This was not a survey of the general public, but of a population motivated to provide feedback on Haskell. Invitees included 16165 non-opted-out email addresses gathered from FP Complete's website, in randomized order. Due to privacy considerations this list will not be published, but FP Complete was able to use it to contact these users since the survey was directly related to their demonstrated interest in Haskell. The high quality of the list is reflected in the extremely high response rate (7.7%), the low bounce rate (1.9%), and the low unsubscribe rate (also 1.9%).
Surveys were conducted using SurveyGizmo.com, with an email inviting each participant to click a link to a four-page Web-based survey. Survey form 0.1 invitations went to 1999 users of whom 190 completed the survey. Survey form 0.2, incorporating some edits, went to 2000 users of whom 170 completed the survey. Survey form 1.0, incorporating further edits, went to 12166 users of whom 894 completed the survey.

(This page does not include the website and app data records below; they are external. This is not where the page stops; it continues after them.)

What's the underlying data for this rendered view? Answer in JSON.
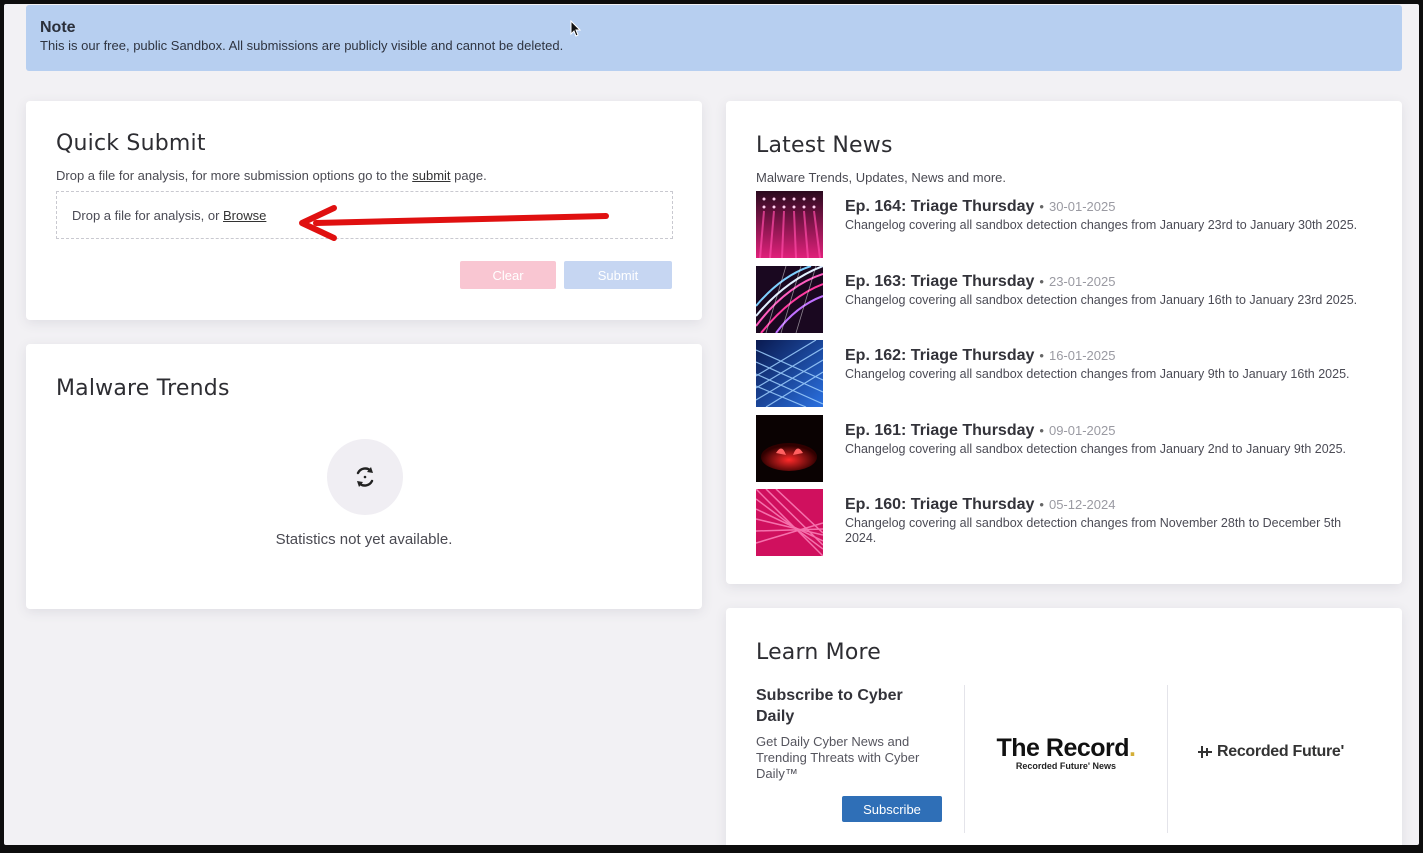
{
  "note": {
    "title": "Note",
    "text": "This is our free, public Sandbox. All submissions are publicly visible and cannot be deleted."
  },
  "quick_submit": {
    "title": "Quick Submit",
    "subtitle_prefix": "Drop a file for analysis, for more submission options go to the ",
    "subtitle_link": "submit",
    "subtitle_suffix": " page.",
    "dropzone_prefix": "Drop a file for analysis, or ",
    "dropzone_link": "Browse",
    "clear_label": "Clear",
    "submit_label": "Submit"
  },
  "malware_trends": {
    "title": "Malware Trends",
    "empty_text": "Statistics not yet available."
  },
  "latest_news": {
    "title": "Latest News",
    "subtitle": "Malware Trends, Updates, News and more.",
    "items": [
      {
        "title": "Ep. 164: Triage Thursday",
        "date": "30-01-2025",
        "desc": "Changelog covering all sandbox detection changes from January 23rd to January 30th 2025."
      },
      {
        "title": "Ep. 163: Triage Thursday",
        "date": "23-01-2025",
        "desc": "Changelog covering all sandbox detection changes from January 16th to January 23rd 2025."
      },
      {
        "title": "Ep. 162: Triage Thursday",
        "date": "16-01-2025",
        "desc": "Changelog covering all sandbox detection changes from January 9th to January 16th 2025."
      },
      {
        "title": "Ep. 161: Triage Thursday",
        "date": "09-01-2025",
        "desc": "Changelog covering all sandbox detection changes from January 2nd to January 9th 2025."
      },
      {
        "title": "Ep. 160: Triage Thursday",
        "date": "05-12-2024",
        "desc": "Changelog covering all sandbox detection changes from November 28th to December 5th 2024."
      }
    ]
  },
  "learn_more": {
    "title": "Learn More",
    "subscribe_title": "Subscribe to Cyber Daily",
    "subscribe_desc": "Get Daily Cyber News and Trending Threats with Cyber Daily™",
    "subscribe_label": "Subscribe",
    "record_logo": "The Record",
    "record_logo_dot": ".",
    "record_sub": "Recorded Future' News",
    "rf_logo": "Recorded Future'"
  },
  "colors": {
    "note_bg": "#b7cff0",
    "subscribe_btn": "#2f6fb7",
    "clear_btn": "#f9c6d2",
    "submit_btn": "#c6d6f2",
    "annotation_arrow": "#e01010"
  }
}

Form 0.2 incorporated edits to eliminate questions yielding little information about how to help users, either because satisfaction was very high (the language itself, the compiler, the community) or because two questions were redundant. Also, new questions inspired by textual responses to form 0.1 were included.
Form 1.0 incorporated further such edits. Also, the rating scale was changed to ask about helping the user's (and team's) future choice of Haskell rather than current usefulness/difficulty. The ratings questions were displayed under the heading "Would improvements help you and your group to choose Haskell for your future work?"
Responses were processed anonymously, but users were given the option to fill in their email address if they would accept follow-up questions, and the option to name their company/organization. Users were informed that the survey results, without these fields, would be shared with the community.Acknowledgments
We are grateful to the many, many people who spent their valuable time and expertise completing and returning their survey forms. Thanks to Dr. Tristan Webb and Ms. Noelle McCool-Smiley, both of FP Complete, for their material help in formulating and conducting the survey. Thanks to FP Complete's corporate customers for providing the revenues that allow us to fund this and other community projects. Thanks to the Commercial Haskell SIG for providing the motivation behind this project. Thanks to the many volunteers who've spent absolutely huge amounts of time and expertise making Haskell as good as it is today, and who continue to make improvements like those requested by the survey participants. Thanks to the companies that allow some of their staff to spend company time making such contributions to the common good. Special thanks to the late Professor Paul Hudak; may we all strive to live up to his example.